A friend and fellow grimoire magician often shares his experiences with me. He often conjures various spirits and reports that he has no connection or experience during ritual, but often experiences the spirits in technicolor afterwards in his dreams. He's spoken of his ability to consciously conjure spirits while perfectly asleep and dreaming, and needless to say, he experiences these spirits in ways that many of us (myself included) simply do not.
Recently, he recommended Carlos Castenada's The Art of Dreaming to help me begin experiencing lucid dreams. This book is certainly interesting, but bizarre, influenced by entheogens, and probably largely fictional. Nonetheless, it does appear to lay a framework down to begin working with your dreams, if you can fish out the gold nuggets while enjoying a bizarre fiction.
One of the first steps you take, according to the book and per the recommendation of my friend, is to develop some subconscious habits in waking consciousness that will manifest during dreaming, forcing you into lucidity. One in particular is to look at your hands often with the intention of doing so in your dreams. Be ever conscious of the intention that you wish to lucidly dream, and try to carry this intention with you as you go to sleep, often reminding yourself to look for your hands.
I've been reading this book and also Working with Archangel Gabriel to help me hone better lunar-based skills, lucid dreams included. Two weeks to the day after initiating this process, I have experienced the first lucid dream in my life. I wasn't able to maintain focus for long before slipping back into regular dreams and then waking, but it was as real as day.
I simply remember standing in my room next to my altar. The sudden sensation that I was totally aware of where I was, who I was, and what I was thinking swept over me. It just "hit me". I thought, "Shit! Look for your hands!" And so, I did -- and I knew that I was officially having a lucid dream. But then the thought occurred, "Am I really dreaming? Or is this reality and I just think I'm dreaming?" The logic then prevailed that in normal waking consciousness, I would probably not be asking myself these questions. The realness of everything was distracting to me -- I was trying to breathe in every detail because of how surreal it felt.

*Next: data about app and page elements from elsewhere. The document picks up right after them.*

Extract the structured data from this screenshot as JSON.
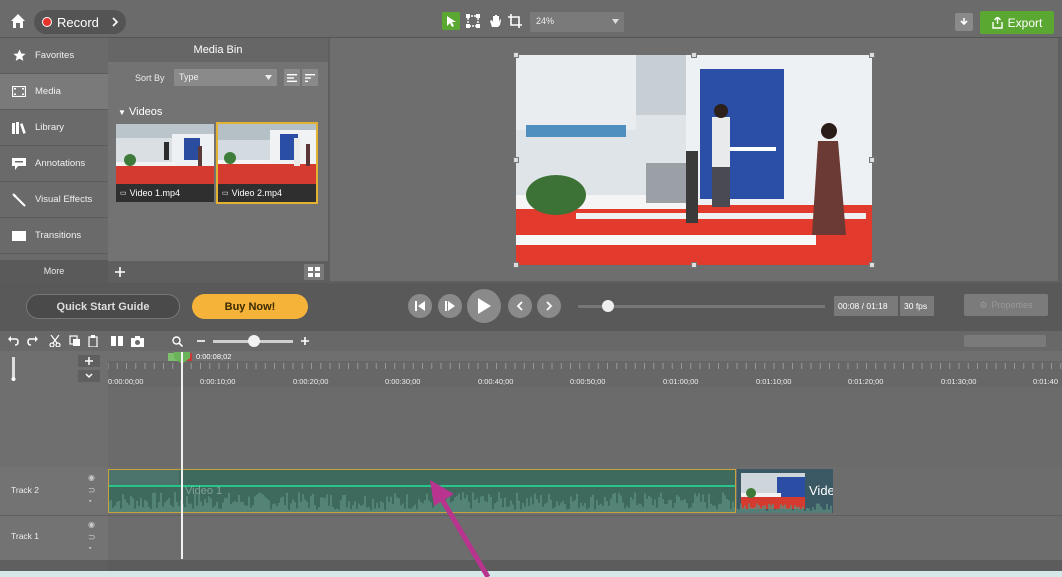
{
  "topbar": {
    "record_label": "Record",
    "zoom": "24%",
    "export_label": "Export"
  },
  "sidenav": {
    "items": [
      {
        "label": "Favorites",
        "icon": "star-icon"
      },
      {
        "label": "Media",
        "icon": "film-icon"
      },
      {
        "label": "Library",
        "icon": "library-icon"
      },
      {
        "label": "Annotations",
        "icon": "annotation-icon"
      },
      {
        "label": "Visual Effects",
        "icon": "wand-icon"
      },
      {
        "label": "Transitions",
        "icon": "transition-icon"
      }
    ],
    "more_label": "More"
  },
  "media_bin": {
    "title": "Media Bin",
    "sort_label": "Sort By",
    "sort_value": "Type",
    "section_label": "Videos",
    "clips": [
      {
        "name": "Video 1.mp4",
        "selected": false
      },
      {
        "name": "Video 2.mp4",
        "selected": true
      }
    ]
  },
  "controls": {
    "quick_start_label": "Quick Start Guide",
    "buy_now_label": "Buy Now!",
    "time": "00:08 / 01:18",
    "fps": "30 fps",
    "properties_label": "Properties",
    "accent_buy": "#f6b33a",
    "accent_export": "#5aa832"
  },
  "timeline": {
    "playhead_time": "0:00:08;02",
    "ticks": [
      "0:00:00;00",
      "0:00:10;00",
      "0:00:20;00",
      "0:00:30;00",
      "0:00:40;00",
      "0:00:50;00",
      "0:01:00;00",
      "0:01:10;00",
      "0:01:20;00",
      "0:01:30;00",
      "0:01:40"
    ],
    "tracks": [
      {
        "label": "Track 2"
      },
      {
        "label": "Track 1"
      }
    ],
    "clips": [
      {
        "label": "Video 1"
      },
      {
        "label": "Vide"
      }
    ]
  }
}
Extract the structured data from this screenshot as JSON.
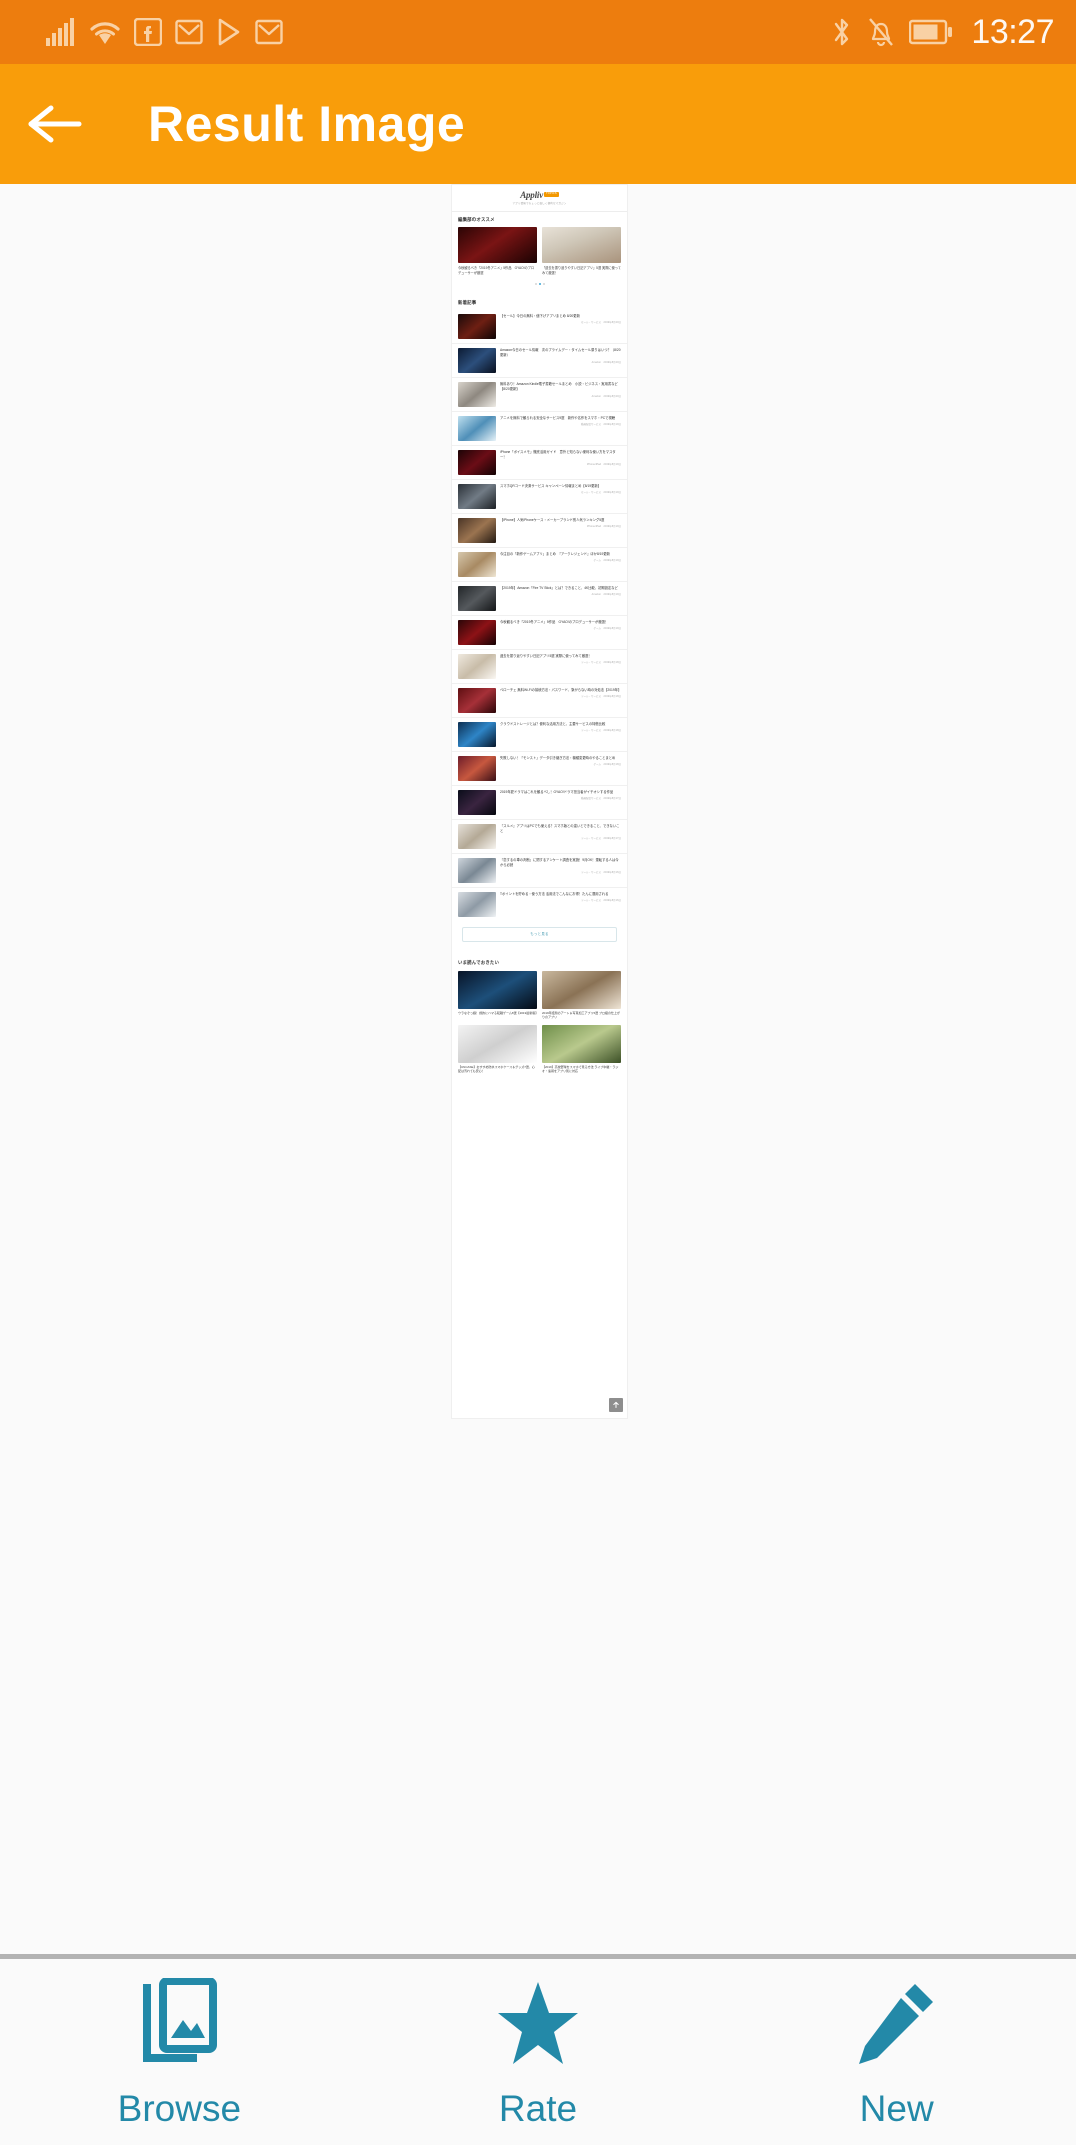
{
  "statusbar": {
    "time": "13:27",
    "left_icons": [
      "signal-icon",
      "wifi-icon",
      "facebook-icon",
      "gmail-icon",
      "play-store-icon",
      "gmail-icon"
    ],
    "right_icons": [
      "bluetooth-icon",
      "notifications-muted-icon",
      "battery-icon"
    ],
    "bg_color": "#ED7D0E"
  },
  "appbar": {
    "title": "Result Image",
    "back_icon": "back-arrow-icon",
    "bg_color": "#F99D0A",
    "text_color": "#FFFFFF"
  },
  "preview": {
    "site": {
      "logo": "Appliv",
      "logo_badge": "TOPICS",
      "tagline": "アプリ情報でちょっと楽しく便利なマガジン"
    },
    "editor_picks": {
      "title": "編集部のオススメ",
      "cards": [
        {
          "text": "今秋観るべき「2019冬アニメ」5作品　GYAO!のプロデューサーが厳選"
        },
        {
          "text": "「過去を振り返りやすい日記アプリ」5選 実際に使ってみて厳選！"
        }
      ],
      "dots": 3,
      "active_dot": 1
    },
    "new_section": {
      "title": "新着記事",
      "articles": [
        {
          "title": "【セール】今日の無料・値下げアプリまとめ 8/20更新",
          "meta": "セール・サービス　2019年8月20日"
        },
        {
          "title": "Amazon今日のセール情報　次のプライムデー・タイムセール祭りはいつ？（8/20更新）",
          "meta": "Amazon　2019年8月20日"
        },
        {
          "title": "無料あり！Amazon Kindle電子書籍セールまとめ　小説・ビジネス・実用書など【8/20更新】",
          "meta": "Amazon　2019年8月20日"
        },
        {
          "title": "アニメを無料で観られる安全なサービス9選　新作や名作をスマホ・PCで視聴",
          "meta": "動画配信サービス　2019年8月19日"
        },
        {
          "title": "iPhone「ボイスメモ」徹底活用ガイド　意外と知らない便利な使い方をマスター！",
          "meta": "iPhone/iPad　2019年8月19日"
        },
        {
          "title": "スマホQRコード決済サービス キャンペーン情報まとめ【8/19更新】",
          "meta": "セール・サービス　2019年8月19日"
        },
        {
          "title": "【iPhone】人気iPhoneケース・メーカーブランド別人気ランキング5選",
          "meta": "iPhone/iPad　2019年8月19日"
        },
        {
          "title": "今注目の「新作ゲームアプリ」まとめ　『アークレジェンド』ほか8/19更新",
          "meta": "ゲーム　2019年8月19日"
        },
        {
          "title": "【2019年】Amazon「Fire TV Stick」とは？できること、4K比較、初期設定など",
          "meta": "Amazon　2019年8月19日"
        },
        {
          "title": "今秋観るべき「2019冬アニメ」5作品　GYAO!のプロデューサーが厳選！",
          "meta": "ゲーム　2019年8月19日"
        },
        {
          "title": "過去を振り返りやすい日記アプリ5選 実際に使ってみて厳選！",
          "meta": "ツール・サービス　2019年8月18日"
        },
        {
          "title": "ベローチェ 無料Wi-Fiの接続方法・パスワード、繋がらない時の対処法【2019年】",
          "meta": "ツール・サービス　2019年8月18日"
        },
        {
          "title": "クラウドストレージとは？便利な活用方法と、主要サービスの特徴比較",
          "meta": "ツール・サービス　2019年8月18日"
        },
        {
          "title": "失敗しない！「モンスト」データ引き継ぎ方法・機種変更時のやることまとめ",
          "meta": "ゲーム　2019年8月18日"
        },
        {
          "title": "2019年夏ドラマはこれを観るべし！GYAO!ドラマ担当者がイチオシする作品",
          "meta": "動画配信サービス　2019年8月17日"
        },
        {
          "title": "『スルメ』アプリはPCでも使える？スマホ版との違いとできること、できないこと",
          "meta": "ツール・サービス　2019年8月17日"
        },
        {
          "title": "『恋するの車の判断』に関するアンケート調査を実施！9月OK！運転する人は今から必読",
          "meta": "ツール・サービス　2019年8月16日"
        },
        {
          "title": "Tポイントを貯める・使う方法 活用法でこんなにお得！たんに運用される",
          "meta": "ツール・サービス　2019年8月16日"
        }
      ],
      "more_button": "もっと見る"
    },
    "read_now": {
      "title": "いま読んでおきたい",
      "cards": [
        {
          "text": "ウラなぞっ娘！劇的にハマる転職ゲーム8選【2019最新版】"
        },
        {
          "text": "2019年話題のアート＆写真加工アプリ5選 プロ級の仕上がりのアプリ"
        },
        {
          "text": "【UNCASE】おすすめ防水スマホケース＆グッズ7選、心配は汚れても安心！"
        },
        {
          "text": "【2019】高校野球をスマホで見る方法 ライブ中継・ラジオ・速報をアプリ別に対応"
        }
      ]
    },
    "scroll_top_icon": "scroll-to-top-icon"
  },
  "bottomnav": {
    "accent_color": "#2389A8",
    "items": [
      {
        "label": "Browse",
        "icon": "gallery-icon"
      },
      {
        "label": "Rate",
        "icon": "star-icon"
      },
      {
        "label": "New",
        "icon": "pencil-icon"
      }
    ]
  }
}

But I forgot what I was supposed to do next with lucid dreaming. I decided, "Hell, I'll conjure a spirit! We'll see what manifests while I'm in this state!". So I began to get my things together excitedly. In a flash, the last thing I remember was lighting some offertory incense. I got too distracted by things in the dream, and lost consciousness of it. Then I woke up.
My friend assures me that if I continue with what I've been doing that I will have more experiences. He says, as the book also indicates, that you cannot become distracted by things in this state, because it will either force you into regular dreaming or you will simply wake up. You need a lot of energy to maintain this state, and he has recommended trying to maintain my energy level by sourcing it from one of my chakras.
It was intense and I have been unable to think about anything else today.